In a world where feminism wasn’t yet discovered, these women basically were the precedent for such an ideal. And they didn’t even know it. All they wanted to do was compete, perform, and basically beat the crap out of each other, all to gain some fandom and fame, and they weren’t aware that they were basically the predecessors of feminism and female empowerment. Thankfully, the documentary doesn’t bog itself down in girl power junk, and instead focuses on the female wrestling industry, one of the more unknown facets in sports–like the WNBA. I kid them.
Seriously, though, “Lipstick & Dynamite” focuses on some of the earliest female athletes whom competed in professional wrestling including the Fabulous Moolah who also became infamous for her fierce competitiveness, and insatiable appetite for money. We watch as many of them prepare for the upcoming re-union teaming together every girl wrestler in the years past to gather for one final party, and “Lipstick & Dynamite” basically centers around such preparations while exploring the back stories of these women whom challenged their domineering male managers who felt the need to dress them up and push them in to publicity stunts they never wanted to take part in.

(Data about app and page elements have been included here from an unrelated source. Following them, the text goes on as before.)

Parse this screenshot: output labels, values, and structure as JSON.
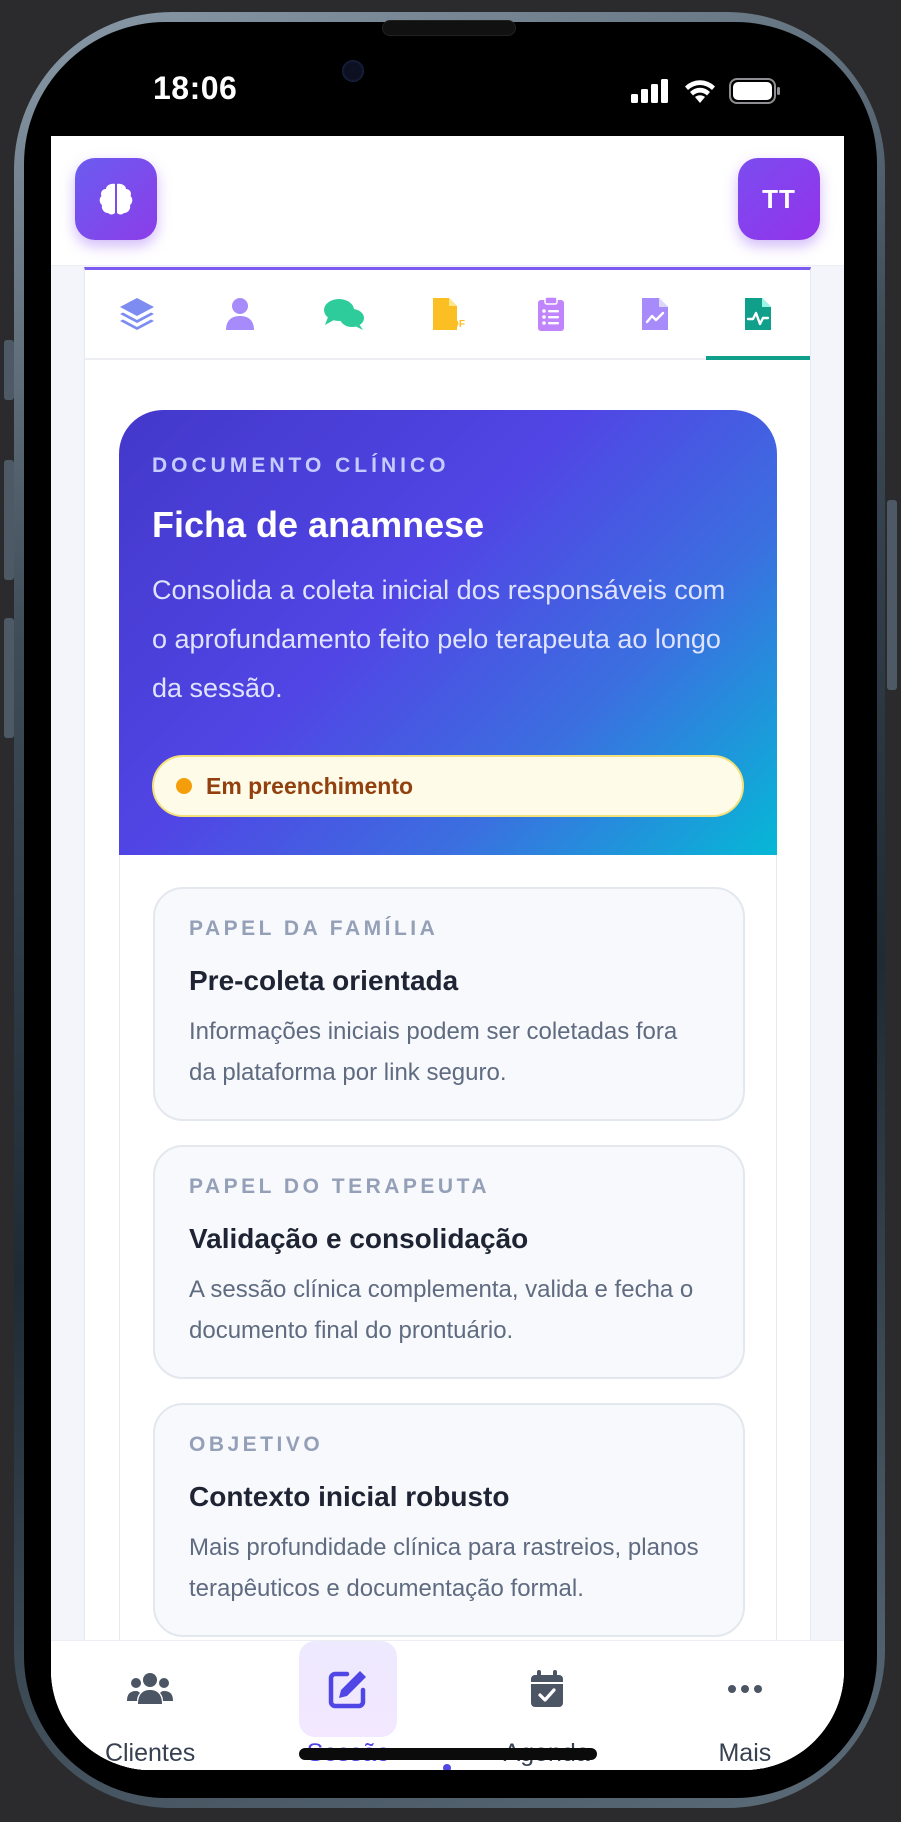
{
  "status_bar": {
    "time": "18:06"
  },
  "header": {
    "avatar_initials": "TT",
    "logo_icon": "brain-icon"
  },
  "tabs": [
    {
      "icon": "layers-icon",
      "color": "#7c8cf0"
    },
    {
      "icon": "user-icon",
      "color": "#a78bfa"
    },
    {
      "icon": "chat-icon",
      "color": "#2ecc9a"
    },
    {
      "icon": "pdf-file-icon",
      "color": "#fbbf24"
    },
    {
      "icon": "clipboard-list-icon",
      "color": "#c084fc"
    },
    {
      "icon": "file-chart-icon",
      "color": "#a78bfa"
    },
    {
      "icon": "file-medical-icon",
      "color": "#0f9f8a",
      "active": true
    }
  ],
  "hero": {
    "eyebrow": "DOCUMENTO CLÍNICO",
    "title": "Ficha de anamnese",
    "description": "Consolida a coleta inicial dos responsáveis com o aprofundamento feito pelo terapeuta ao longo da sessão.",
    "badge": "Em preenchimento",
    "badge_color": "#f59e0b"
  },
  "cards": [
    {
      "eyebrow": "PAPEL DA FAMÍLIA",
      "title": "Pre-coleta orientada",
      "description": "Informações iniciais podem ser coletadas fora da plataforma por link seguro."
    },
    {
      "eyebrow": "PAPEL DO TERAPEUTA",
      "title": "Validação e consolidação",
      "description": "A sessão clínica complementa, valida e fecha o documento final do prontuário."
    },
    {
      "eyebrow": "OBJETIVO",
      "title": "Contexto inicial robusto",
      "description": "Mais profundidade clínica para rastreios, planos terapêuticos e documentação formal."
    }
  ],
  "bottom_nav": [
    {
      "label": "Clientes",
      "icon": "users-icon"
    },
    {
      "label": "Sessão",
      "icon": "edit-icon",
      "active": true
    },
    {
      "label": "Agenda",
      "icon": "calendar-check-icon"
    },
    {
      "label": "Mais",
      "icon": "more-dots-icon"
    }
  ],
  "colors": {
    "accent": "#4f46e5",
    "brand_purple": "#7c3aed",
    "active_tab": "#0f9f8a"
  }
}
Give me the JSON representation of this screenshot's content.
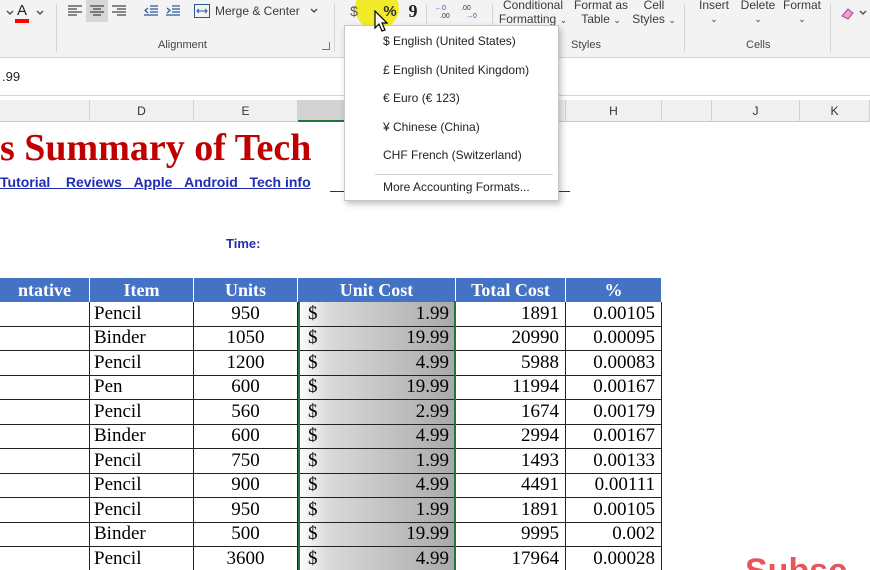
{
  "ribbon": {
    "merge_center": "Merge & Center",
    "group_alignment": "Alignment",
    "group_styles": "Styles",
    "group_cells": "Cells",
    "conditional_formatting": [
      "Conditional",
      "Formatting"
    ],
    "format_as_table": [
      "Format as",
      "Table"
    ],
    "cell_styles": [
      "Cell",
      "Styles"
    ],
    "insert": "Insert",
    "delete": "Delete",
    "format": "Format",
    "percent_symbol": "%",
    "comma_symbol": "9",
    "font_color_letter": "A"
  },
  "formula_bar": {
    "value": ".99"
  },
  "columns": [
    "D",
    "E",
    "H",
    "J",
    "K"
  ],
  "sheet": {
    "title": "s Summary of Tech",
    "subtitle": "Tutorial _ Reviews _Apple _Android _Tech info",
    "time_label": "Time:"
  },
  "table": {
    "headers": [
      "ntative",
      "Item",
      "Units",
      "Unit Cost",
      "Total Cost",
      "%"
    ],
    "currency_symbol": "$",
    "rows": [
      {
        "item": "Pencil",
        "units": "950",
        "unit_cost": "1.99",
        "total": "1891",
        "pct": "0.00105"
      },
      {
        "item": "Binder",
        "units": "1050",
        "unit_cost": "19.99",
        "total": "20990",
        "pct": "0.00095"
      },
      {
        "item": "Pencil",
        "units": "1200",
        "unit_cost": "4.99",
        "total": "5988",
        "pct": "0.00083"
      },
      {
        "item": "Pen",
        "units": "600",
        "unit_cost": "19.99",
        "total": "11994",
        "pct": "0.00167"
      },
      {
        "item": "Pencil",
        "units": "560",
        "unit_cost": "2.99",
        "total": "1674",
        "pct": "0.00179"
      },
      {
        "item": "Binder",
        "units": "600",
        "unit_cost": "4.99",
        "total": "2994",
        "pct": "0.00167"
      },
      {
        "item": "Pencil",
        "units": "750",
        "unit_cost": "1.99",
        "total": "1493",
        "pct": "0.00133"
      },
      {
        "item": "Pencil",
        "units": "900",
        "unit_cost": "4.99",
        "total": "4491",
        "pct": "0.00111"
      },
      {
        "item": "Pencil",
        "units": "950",
        "unit_cost": "1.99",
        "total": "1891",
        "pct": "0.00105"
      },
      {
        "item": "Binder",
        "units": "500",
        "unit_cost": "19.99",
        "total": "9995",
        "pct": "0.002"
      },
      {
        "item": "Pencil",
        "units": "3600",
        "unit_cost": "4.99",
        "total": "17964",
        "pct": "0.00028"
      }
    ]
  },
  "dropdown": {
    "items": [
      "$ English (United States)",
      "£ English (United Kingdom)",
      "€ Euro (€ 123)",
      "¥ Chinese (China)",
      "CHF French (Switzerland)"
    ],
    "more": "More Accounting Formats..."
  },
  "overlay": {
    "subscribe_text": "Subsc"
  },
  "colors": {
    "title_red": "#c00000",
    "subtitle_blue": "#1f2db4",
    "header_blue": "#4472c4",
    "selection_green": "#217346",
    "highlight_yellow": "#f2ea1f"
  }
}
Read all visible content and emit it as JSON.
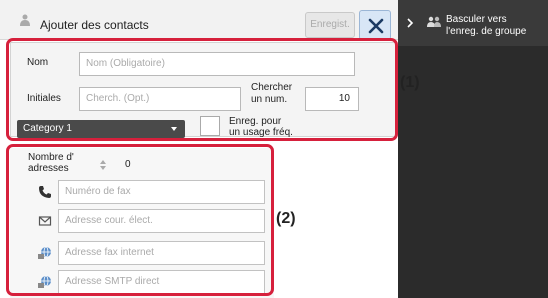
{
  "header": {
    "title": "Ajouter des contacts",
    "save_label": "Enregist.",
    "close_icon": "close-icon"
  },
  "form": {
    "name_label": "Nom",
    "name_placeholder": "Nom (Obligatoire)",
    "initials_label": "Initiales",
    "initials_placeholder": "Cherch. (Opt.)",
    "search_num_label_line1": "Chercher",
    "search_num_label_line2": "un num.",
    "search_num_value": "10",
    "category_value": "Category 1",
    "enreg_label_line1": "Enreg. pour",
    "enreg_label_line2": "un usage fréq."
  },
  "addresses": {
    "count_label_line1": "Nombre d'",
    "count_label_line2": "adresses",
    "count_value": "0",
    "fields": [
      {
        "icon": "phone-icon",
        "placeholder": "Numéro de fax"
      },
      {
        "icon": "envelope-icon",
        "placeholder": "Adresse cour. élect."
      },
      {
        "icon": "globe-icon",
        "placeholder": "Adresse fax internet"
      },
      {
        "icon": "globe-icon",
        "placeholder": "Adresse SMTP direct"
      }
    ]
  },
  "side": {
    "line1": "Basculer vers",
    "line2": "l'enreg. de groupe"
  },
  "annotations": {
    "label1": "(1)",
    "label2": "(2)"
  },
  "colors": {
    "highlight": "#d6203c",
    "panel": "#ffffff",
    "background": "#2b2b2b",
    "category_bg": "#4a4a4a",
    "close_bg": "#d8e6f6"
  }
}
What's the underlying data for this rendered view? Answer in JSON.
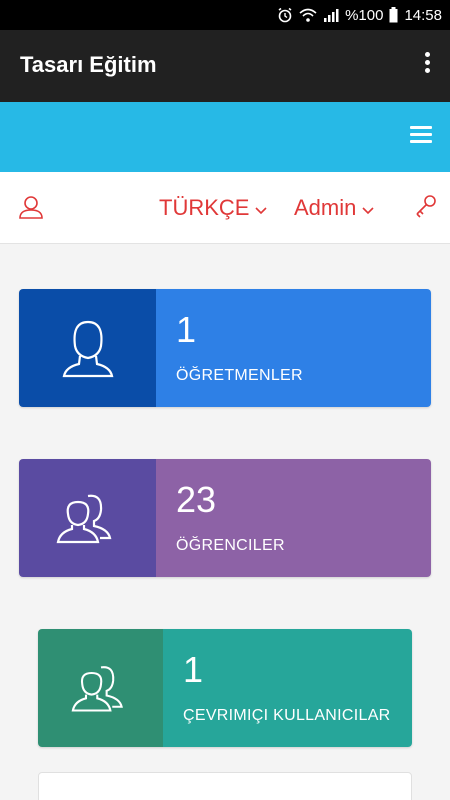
{
  "status_bar": {
    "battery_text": "%100",
    "time": "14:58",
    "icons": [
      "alarm-icon",
      "wifi-icon",
      "signal-icon",
      "battery-icon"
    ]
  },
  "app_bar": {
    "title": "Tasarı Eğitim",
    "menu_icon": "overflow-menu-icon"
  },
  "top_nav": {
    "menu_icon": "hamburger-icon",
    "user_icon": "user-icon",
    "language": "TÜRKÇE",
    "user_menu": "Admin",
    "key_icon": "key-icon"
  },
  "stats": [
    {
      "value": "1",
      "label": "ÖĞRETMENLER",
      "icon": "teacher-icon"
    },
    {
      "value": "23",
      "label": "ÖĞRENCILER",
      "icon": "students-icon"
    },
    {
      "value": "1",
      "label": "ÇEVRIMIÇI KULLANICILAR",
      "icon": "online-users-icon"
    }
  ],
  "colors": {
    "app_bar": "#212121",
    "header_accent": "#27b9e6",
    "nav_red": "#e03838",
    "teachers_dark": "#0a4da8",
    "teachers_light": "#2e80e6",
    "students_dark": "#5a4ba1",
    "students_light": "#8d62a6",
    "online_dark": "#2f8f73",
    "online_light": "#26a69a"
  }
}
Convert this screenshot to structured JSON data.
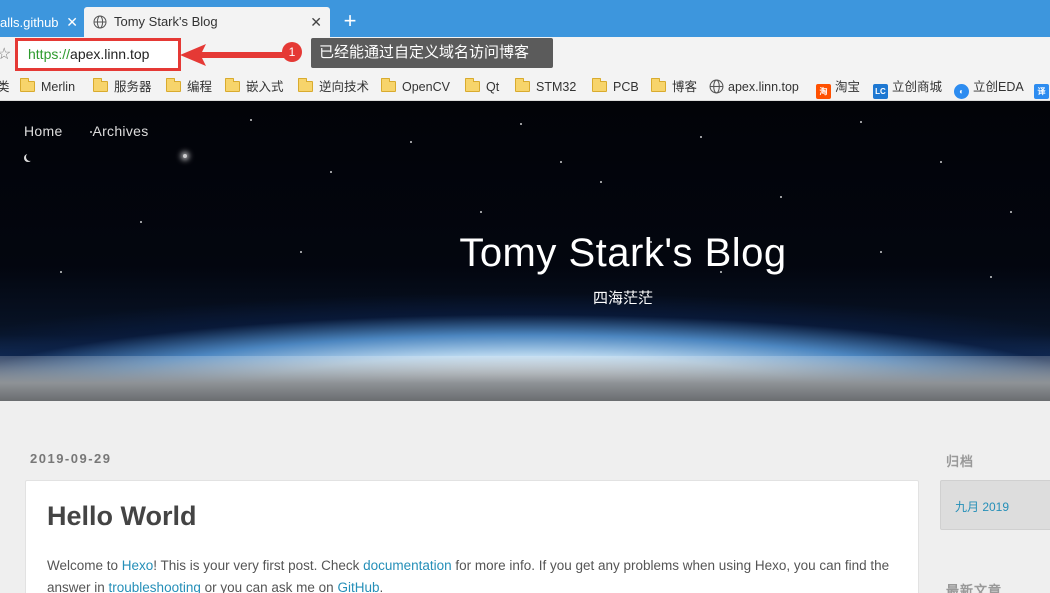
{
  "browser": {
    "prev_tab_label": "alls.github",
    "active_tab_title": "Tomy Stark's Blog",
    "close_glyph": "✕",
    "new_tab_glyph": "+",
    "url_protocol": "https://",
    "url_host": "apex.linn.top",
    "annotation_number": "1",
    "annotation_text": "已经能通过自定义域名访问博客",
    "accent_color": "#3d96dd",
    "highlight_color": "#e53935"
  },
  "bookmarks": {
    "edge_label": "类",
    "items": [
      {
        "label": "Merlin",
        "icon": "folder-icon"
      },
      {
        "label": "服务器",
        "icon": "folder-icon"
      },
      {
        "label": "编程",
        "icon": "folder-icon"
      },
      {
        "label": "嵌入式",
        "icon": "folder-icon"
      },
      {
        "label": "逆向技术",
        "icon": "folder-icon"
      },
      {
        "label": "OpenCV",
        "icon": "folder-icon"
      },
      {
        "label": "Qt",
        "icon": "folder-icon"
      },
      {
        "label": "STM32",
        "icon": "folder-icon"
      },
      {
        "label": "PCB",
        "icon": "folder-icon"
      },
      {
        "label": "博客",
        "icon": "folder-icon"
      },
      {
        "label": "apex.linn.top",
        "icon": "globe-icon"
      },
      {
        "label": "淘宝",
        "icon": "taobao-icon"
      },
      {
        "label": "立创商城",
        "icon": "lc-icon"
      },
      {
        "label": "立创EDA",
        "icon": "lceda-icon"
      },
      {
        "label": "",
        "icon": "translate-icon"
      }
    ]
  },
  "blog": {
    "nav": [
      "Home",
      "Archives"
    ],
    "title": "Tomy Stark's Blog",
    "subtitle": "四海茫茫",
    "post": {
      "date": "2019-09-29",
      "title": "Hello World",
      "body_parts": {
        "p1": "Welcome to ",
        "link1": "Hexo",
        "p2": "! This is your very first post. Check ",
        "link2": "documentation",
        "p3": " for more info. If you get any problems when using Hexo, you can find the answer in ",
        "link3": "troubleshooting",
        "p4": " or you can ask me on ",
        "link4": "GitHub",
        "p5": "."
      }
    },
    "sidebar": {
      "archive_heading": "归档",
      "archive_item": "九月 2019",
      "recent_heading": "最新文章"
    }
  }
}
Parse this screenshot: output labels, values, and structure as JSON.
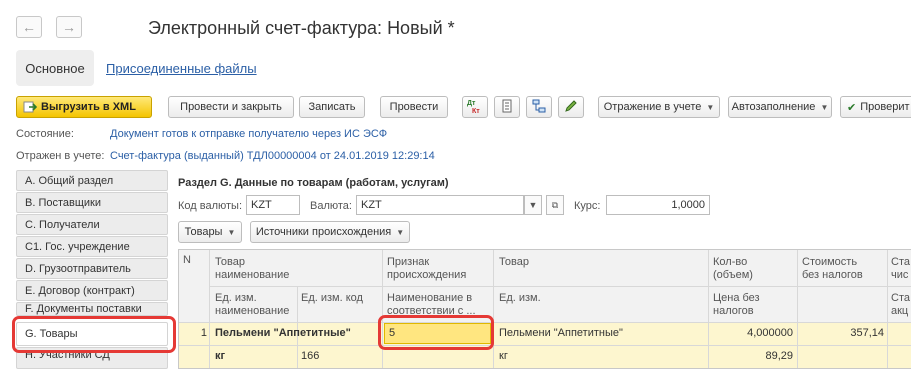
{
  "window": {
    "title": "Электронный счет-фактура: Новый *"
  },
  "nav": {
    "back_icon": "←",
    "forward_icon": "→"
  },
  "tabs": {
    "main": "Основное",
    "attached": "Присоединенные файлы"
  },
  "toolbar": {
    "export_xml": "Выгрузить в XML",
    "post_close": "Провести и закрыть",
    "save": "Записать",
    "post": "Провести",
    "reflection": "Отражение в учете",
    "autofill": "Автозаполнение",
    "check": "Проверит"
  },
  "status": {
    "state_label": "Состояние:",
    "state_value": "Документ готов к отправке получателю через ИС ЭСФ",
    "reflected_label": "Отражен в учете:",
    "reflected_value": "Счет-фактура (выданный) ТДЛ00000004 от 24.01.2019 12:29:14"
  },
  "sidebar": {
    "items": [
      {
        "label": "A. Общий раздел"
      },
      {
        "label": "B. Поставщики"
      },
      {
        "label": "C. Получатели"
      },
      {
        "label": "C1. Гос. учреждение"
      },
      {
        "label": "D. Грузоотправитель"
      },
      {
        "label": "E. Договор (контракт)"
      },
      {
        "label": "F. Документы поставки"
      },
      {
        "label": "G. Товары"
      },
      {
        "label": "H. Участники СД"
      }
    ]
  },
  "section": {
    "title": "Раздел G. Данные по товарам (работам, услугам)",
    "currency_code_label": "Код валюты:",
    "currency_code_value": "KZT",
    "currency_label": "Валюта:",
    "currency_value": "KZT",
    "rate_label": "Курс:",
    "rate_value": "1,0000",
    "goods_button": "Товары",
    "origin_sources_button": "Источники происхождения"
  },
  "table": {
    "headers": {
      "n": "N",
      "product_name_1": "Товар",
      "product_name_2": "наименование",
      "origin_1": "Признак",
      "origin_2": "происхождения",
      "product": "Товар",
      "qty_1": "Кол-во",
      "qty_2": "(объем)",
      "cost_1": "Стоимость",
      "cost_2": "без налогов",
      "rate_1": "Ста",
      "rate_2": "чис",
      "unit_name_1": "Ед. изм.",
      "unit_name_2": "наименование",
      "unit_code": "Ед. изм. код",
      "origin_name_1": "Наименование в",
      "origin_name_2": "соответствии с ...",
      "unit": "Ед. изм.",
      "price_1": "Цена без",
      "price_2": "налогов",
      "excise_1": "Ста",
      "excise_2": "акц"
    },
    "row": {
      "n": "1",
      "product_name": "Пельмени \"Аппетитные\"",
      "origin": "5",
      "product": "Пельмени \"Аппетитные\"",
      "qty": "4,000000",
      "cost": "357,14",
      "unit_name": "кг",
      "unit_code": "166",
      "unit": "кг",
      "price": "89,29"
    }
  },
  "colors": {
    "highlight": "#e53935",
    "row_bg": "#fdf6cf",
    "accent_yellow": "#f4c400",
    "link": "#2b5fa6"
  }
}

Most particularly on topic is Joe Pfefer an early pioneer to Vince McMahon who envisioned women wrestlers as characters and less as women fighting, and the infamous Billy Wolf who was abusive and enjoyed having affairs with his clients. But these women came before the WWE women wrestlers. They even criticize the new generation of female wrestlers whom get naked and never really show off that they can be talented athletes. The wrestlers of the past were good looking and also immensely physically talented, and many had the foresight to market on both while today’s wrestlers only have talent or looks.
Particularly profiled is The Fabulous Moolah, possibly the most famous female wrestler of all time who never really met a person she couldn’t form a rivalry with, and much of the warts and all truthful portrait discusses her rivalries and feuds with many of the wrestlers of her generation, and he love for money which conflicted with her human relationships. “Piss & Vinegar” is filled with fun interviews showing much of these female wrestlers whom loved what they did, and loved their job. In spite of being paid barely nothing, they did it for the sport of it all, and it’s a welcome change of pace. If you’re looking for a different kind of sport documentary that profiles a sport with a brand new twist, you’d want to look to “Piss & Vinegar”. It’s a fun, and fascinating exploration in to the world of female wrestling and pays homage to these early pioneers of feminism.